The Internet played a greater role than ever in supporting enterprise productivity over the past year-plus, as newly remote workers logged onto the job via residential links that, it turns out, left much to be desired in terms of enabling work.
According to the results of the 2021 Future of the Internet Outlook from AppNeta, internet issues have been rampant for work from home users over the past year and a half, as users across roles, departments, and industries wrestled with common connectivity issues.
In the survey, which focused on issues beyond the "last-mile" (ie. the connectivity linking residences to the enterprise network edge), 37 percent of respondents dealt with freezing screens or poor audio quality over the past year, forcing them to hop off video calls and lose productivity as a result. While this may seem like a fairly routine nuisance on its face, this inability to maintain consistent communication can derail productivity in the long-term in a remote setting.
Freezing video may also be a symptom of a larger issue bubbling below the surface, even if users (or even enterprise IT) generally think they can point to "low bandwidth" as the cause, up their spend on internet capacity, and wait for video performance to improve.
That said, 28 percent of respondents had to upgrade their internet-related equipment over the course of the pandemic because their residential connections weren't equipped to handle the upload and download speeds of enterprise-grade applications. To that end, 23 percent of respondents had to actually change locations (ie. go to a neighbor's house) to access performant connectivity.
But the root cause of performance issues aren't always hinging on internet capacity at a remote location. While this may seem like the most obvious culprit when it comes to bad performance, IT teams never want to assume and then miss the root cause of the issue. Instead, IT teams require comprehensive visibility into the specific workstation users are accessing to truly understand how users are experiencing the network, and to ensure that experience is consistent wherever users log on.
Users may be leveraging crowded WiFi connections, for instance, requiring them to hop onto a wired connection if they can't complete work. Performance issues may even have to do with the devices users are leveraging themselves, calling for visibility into metrics like CPU utilization that may give users the impression of a slow connection when really it's weak or old processing power.
Going forward, however, it's become abundantly clear that expanded access to well-performing internet is not just a wish but an expectation of workers, which puts unique pressure on IT to understand local network performance of each end user.
According to the findings, 65 percent of American adults think if the internet becomes a public utility (meaning un-privatized) it will be a positive step toward a better-connected society.
When it comes to what the "table stakes" are for this newly connected future, 23 percent of respondents were eager for "new levels of speed and connectivity," while a quarter of those surveyed expect global internet coverage within the next 5-10 years.
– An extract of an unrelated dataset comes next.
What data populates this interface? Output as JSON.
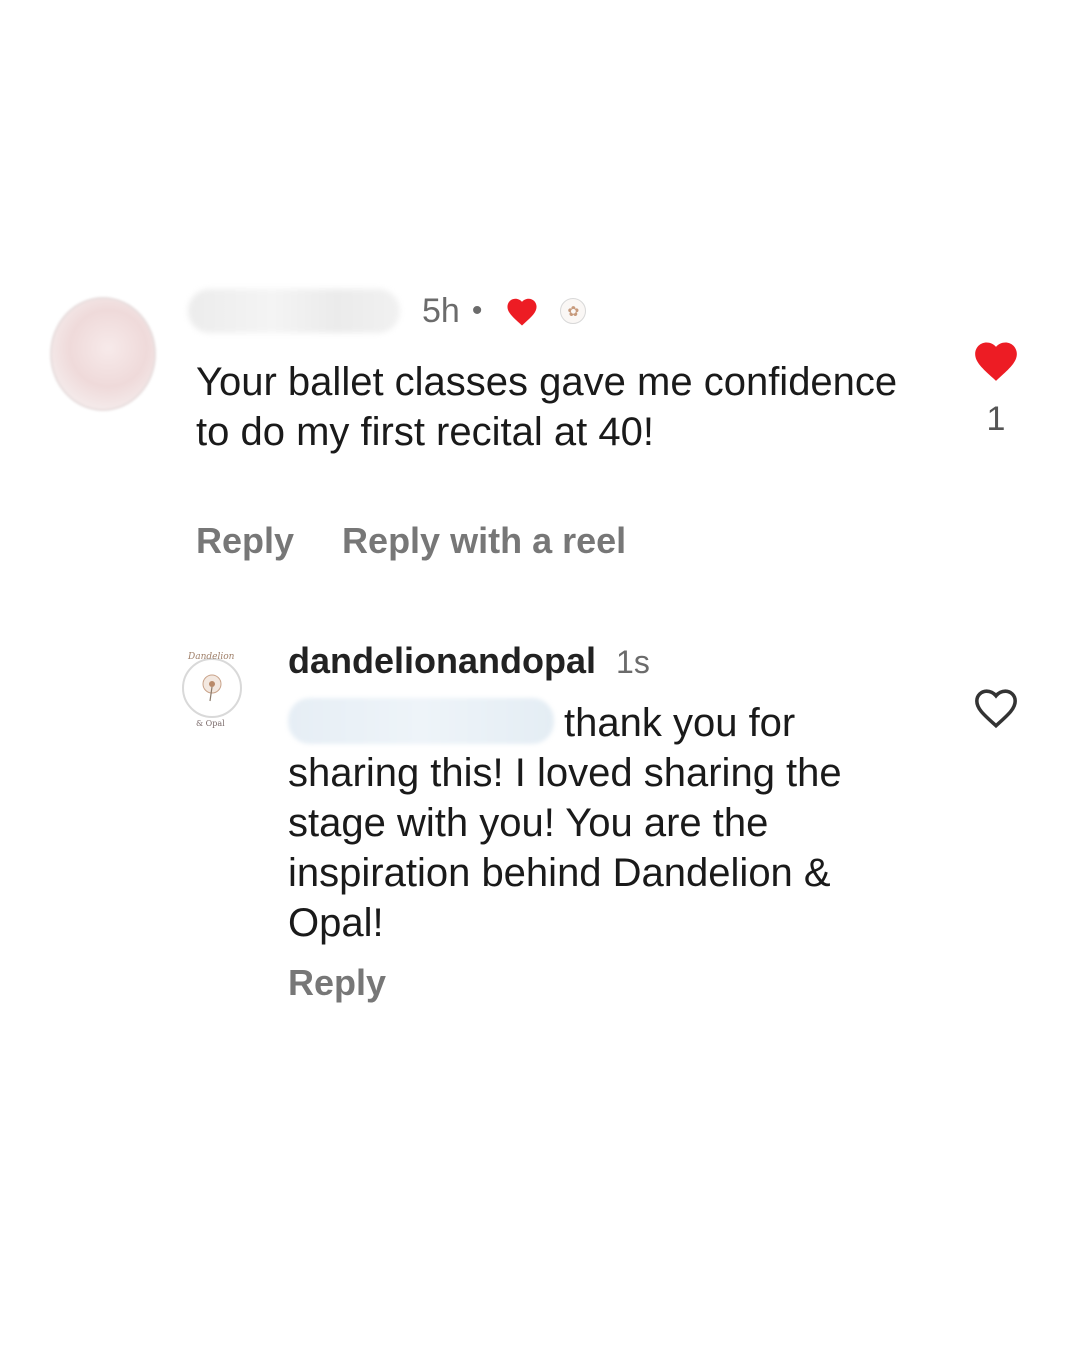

While the report found that 18 percent of respondents were unable to complete work tasks due to poor internet connectivity and 14 percent experienced issues connecting to business applications, these are only the perceptions of end users. When IT looks at the larger business impact of poor connectivity across a whole network of individuals, the collective impact can be shocking — and have serious implications to a businesses bottom line.
With the future of work continuing to be an evolving prospect for many businesses, enterprise IT teams need to future-proof their networks for whatever conditions may arise. While IT had a crash course in pandemic-induced digital transformation over the past year, it's high time for network ops teams to firm up their network strategy to support end-user experience wherever users get the job done.
This includes not only rethinking how companies can support end users at home or in the field — whether that means working with users to upgrade connectivity or even providing a WFH stipend — but also firming up the office connections for when users do ultimately return.
Remote work isn't going away, and realistically will represent a large share of IT's management focus going forward. As a result, IT leaders need to ensure that they are arming their network teams with the necessary management solutions to ensure a well-connected remote workforce well into the future.